---- DATA

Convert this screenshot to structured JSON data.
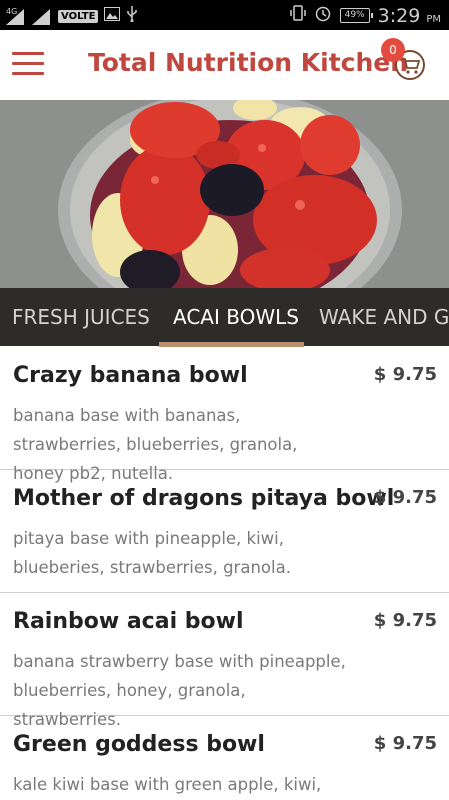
{
  "status_bar": {
    "network_type": "4G",
    "volte_label": "VOLTE",
    "battery_percent": "49%",
    "time": "3:29",
    "time_suffix": "PM"
  },
  "app_bar": {
    "title": "Total Nutrition Kitchen",
    "cart_count": "0",
    "accent_color": "#c0473f"
  },
  "hero": {
    "icon": "acai-bowl-photo"
  },
  "tabs": [
    {
      "label": "FRESH JUICES",
      "active": false
    },
    {
      "label": "ACAI BOWLS",
      "active": true
    },
    {
      "label": "WAKE AND GO",
      "active": false
    }
  ],
  "menu_items": [
    {
      "name": "Crazy banana bowl",
      "price": "$ 9.75",
      "description": "banana base with bananas, strawberries, blueberries, granola, honey pb2, nutella."
    },
    {
      "name": "Mother of dragons pitaya bowl",
      "price": "$ 9.75",
      "description": "pitaya base with pineapple, kiwi, blueberies, strawberries, granola."
    },
    {
      "name": "Rainbow acai bowl",
      "price": "$ 9.75",
      "description": "banana strawberry base with pineapple, blueberries, honey, granola, strawberries."
    },
    {
      "name": "Green goddess bowl",
      "price": "$ 9.75",
      "description": "kale kiwi base with green apple, kiwi,"
    }
  ]
}
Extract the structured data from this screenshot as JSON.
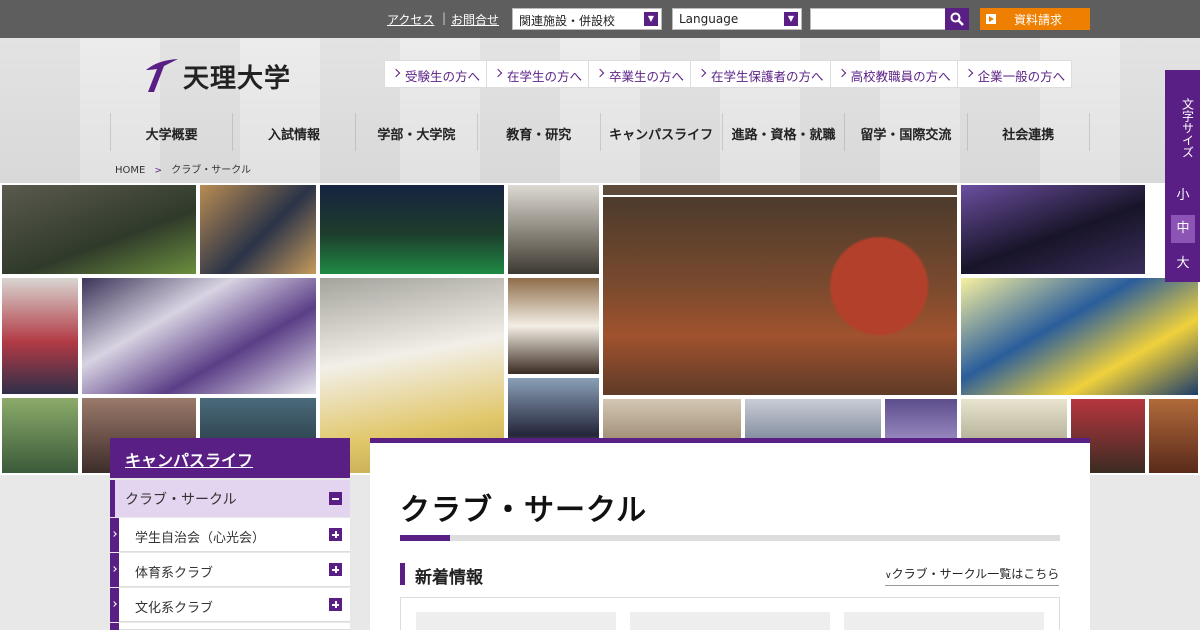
{
  "utility": {
    "access": "アクセス",
    "contact": "お問合せ",
    "separator": "|",
    "affiliates_select": "関連施設・併設校",
    "language_select": "Language",
    "search_placeholder": "",
    "request_label": "資料請求"
  },
  "header": {
    "logo_text": "天理大学",
    "audience": [
      "受験生の方へ",
      "在学生の方へ",
      "卒業生の方へ",
      "在学生保護者の方へ",
      "高校教職員の方へ",
      "企業一般の方へ"
    ],
    "nav": [
      "大学概要",
      "入試情報",
      "学部・大学院",
      "教育・研究",
      "キャンパスライフ",
      "進路・資格・就職",
      "留学・国際交流",
      "社会連携"
    ]
  },
  "breadcrumb": {
    "home": "HOME",
    "sep": ">",
    "current": "クラブ・サークル"
  },
  "fontsize": {
    "label": "文字サイズ",
    "small": "小",
    "medium": "中",
    "large": "大",
    "active": "中"
  },
  "sidebar": {
    "heading": "キャンパスライフ",
    "active_item": "クラブ・サークル",
    "items": [
      "学生自治会（心光会）",
      "体育系クラブ",
      "文化系クラブ"
    ]
  },
  "main": {
    "title": "クラブ・サークル",
    "news_heading": "新着情報",
    "list_link": "クラブ・サークル一覧はこちら"
  },
  "colors": {
    "brand_purple": "#5a1f85",
    "accent_orange": "#ee7f00",
    "topbar": "#5e5e5e"
  }
}
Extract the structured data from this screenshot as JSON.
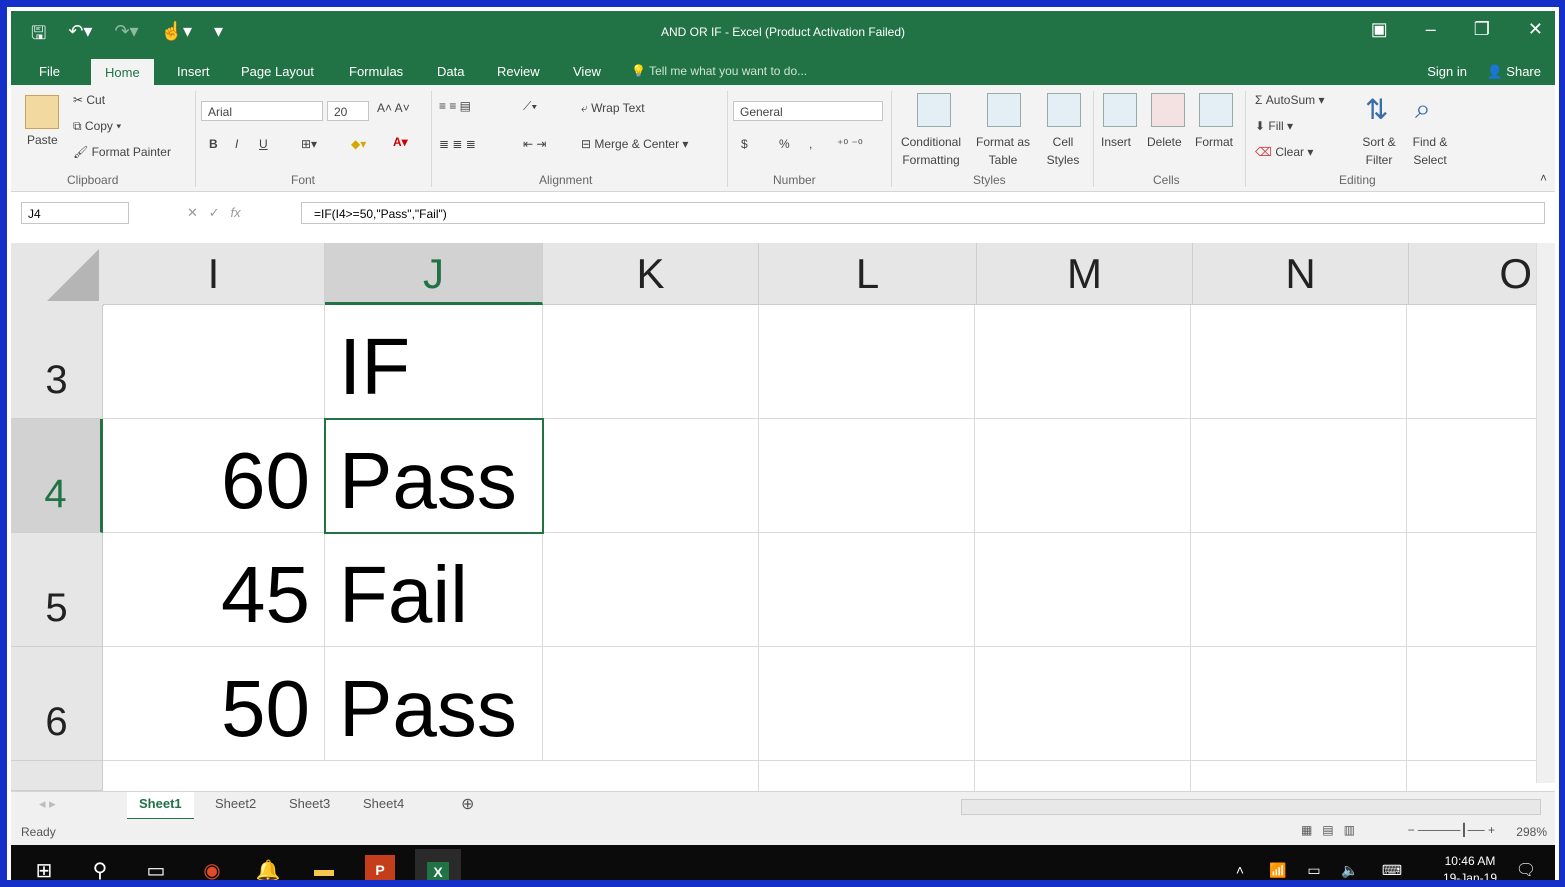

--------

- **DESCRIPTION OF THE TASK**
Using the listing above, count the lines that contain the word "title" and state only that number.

- **RESPONSE AREA**
2